Pursuant to my recent post in which my mind has packed its bags and my body just needs to follow…one of the articles of inspiration that Stuart found for me was this piece on the Maharaja’s Express, which sounds to me, like a pretty eclectic and fabulous way to experience India, steeped in rich tapestries and with the slightest air of British colonialism. And all arrivals, according to this article, are met with a Bollywood-like sense of theatricality. A heady combination for someone like myself.
Highs & lows of a princely progress
“Except between Agra and Delhi, the Maharajas’ Express travels at night. It’s not a train from which you watch the passing show; it’s all about connections, about shuttling in style between the sights and being received when you arrive in a manner befitting a princely progress.”
Seeing the same sights by road would take about a fortnight, flying between them would entail wasted hours in dull airports, and in neither case would you be welcomed with the Bollywood-on-wheels razzmatazz that made an occasion of our arrival at every station.
Advance publicity made much of the train itself – which is comfortable and spacious in both compartments and public areas – but it was the outings that our fellow passengers cited as highlights, in particular the elephant polo and the camel caravan into the desert.?
The lows? Some complained of the night-time noise. Rattling doors aside (fixed next day), we had no trouble sleeping except on one night. However, two couples, who had travelled respectively on the Orient-Express and on Rovos Rail in South Africa, said that the Maharajas’ Express – or at least India’s track – had been noisier than either; and Celia, the teacher marking her 60th, said she’d had to resort to sleeping pills.
I remembered the boast of the Indian railway executives when I had first heard of their new train, at a lunch in London in March 2009: its hi-tech suspension offered a ride so smooth, they said, that passengers might forget they were on a train at all. Clearly, there’s no danger of that.
The Orient-Express veterans thought the food was inferior to that on the European train and that too much of it was Indian. The latter seems an odd complaint about a vehicle called the Maharajas’ Express. Food was a mixture of Indian and international cuisine: Mewari murg (braised chicken in a ginger and yogurt sauce) on one side of the menu, for example, with fried potato, zucchini, tomato and goat cheese terrine on the other.
Execution was sometimes spot-on (creamy scrambled eggs at breakfast) and sometimes less assured: the ice cream on apple pie à la mode didn’t melt because the pie seemed to have come straight from the fridge.
As for service, it was clear that while staff were both warm and eager, most of them were still in training. Some passengers compared them unfavourably with those they had encountered in Taj and Oberoi hotels.
One tour operator, while acknowledging that in its “hardware” – especially bathrooms – the new train was far superior to the Palace on Wheels, said the latter was streets ahead in service: “They have people there,” he said, “who can tell just by looking at your eyes what you want or are about to want.”

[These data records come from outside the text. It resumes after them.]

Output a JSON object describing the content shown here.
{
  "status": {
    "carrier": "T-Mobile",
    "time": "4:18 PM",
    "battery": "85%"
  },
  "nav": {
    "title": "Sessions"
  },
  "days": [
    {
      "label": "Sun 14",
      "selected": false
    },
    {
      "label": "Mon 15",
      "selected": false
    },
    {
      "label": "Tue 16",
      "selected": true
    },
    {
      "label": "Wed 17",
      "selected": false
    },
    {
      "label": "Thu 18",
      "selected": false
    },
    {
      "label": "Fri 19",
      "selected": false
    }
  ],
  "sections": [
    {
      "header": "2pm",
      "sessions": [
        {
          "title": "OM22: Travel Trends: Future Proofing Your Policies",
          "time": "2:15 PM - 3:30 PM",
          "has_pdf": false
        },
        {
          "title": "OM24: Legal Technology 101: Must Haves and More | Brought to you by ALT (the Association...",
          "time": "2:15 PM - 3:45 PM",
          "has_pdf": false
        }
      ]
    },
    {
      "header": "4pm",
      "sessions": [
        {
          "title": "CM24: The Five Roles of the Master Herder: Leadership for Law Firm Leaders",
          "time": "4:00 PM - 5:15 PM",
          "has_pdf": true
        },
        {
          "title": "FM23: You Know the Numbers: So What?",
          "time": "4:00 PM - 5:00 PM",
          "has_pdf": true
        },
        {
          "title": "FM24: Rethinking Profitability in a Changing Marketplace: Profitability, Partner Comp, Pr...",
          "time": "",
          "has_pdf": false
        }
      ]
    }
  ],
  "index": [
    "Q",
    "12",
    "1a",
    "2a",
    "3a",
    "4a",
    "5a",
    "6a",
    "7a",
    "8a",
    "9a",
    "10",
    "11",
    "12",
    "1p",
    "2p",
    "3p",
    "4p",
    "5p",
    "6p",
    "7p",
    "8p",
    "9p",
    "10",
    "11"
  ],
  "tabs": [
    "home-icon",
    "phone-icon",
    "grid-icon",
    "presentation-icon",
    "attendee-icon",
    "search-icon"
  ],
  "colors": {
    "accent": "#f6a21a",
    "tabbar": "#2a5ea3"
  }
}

On one evening, after our starter, what we wanted was our main course, and because of a mix-up it took nearly an hour to arrive. In general, though, staff compensated in enthusiasm for what they lacked in experience.
Here’s the full article from The Telegraph.
or a bit of the history of the Maharajas’ Express – and the role the steam engine has played in Indian royal history, click here to go to the website.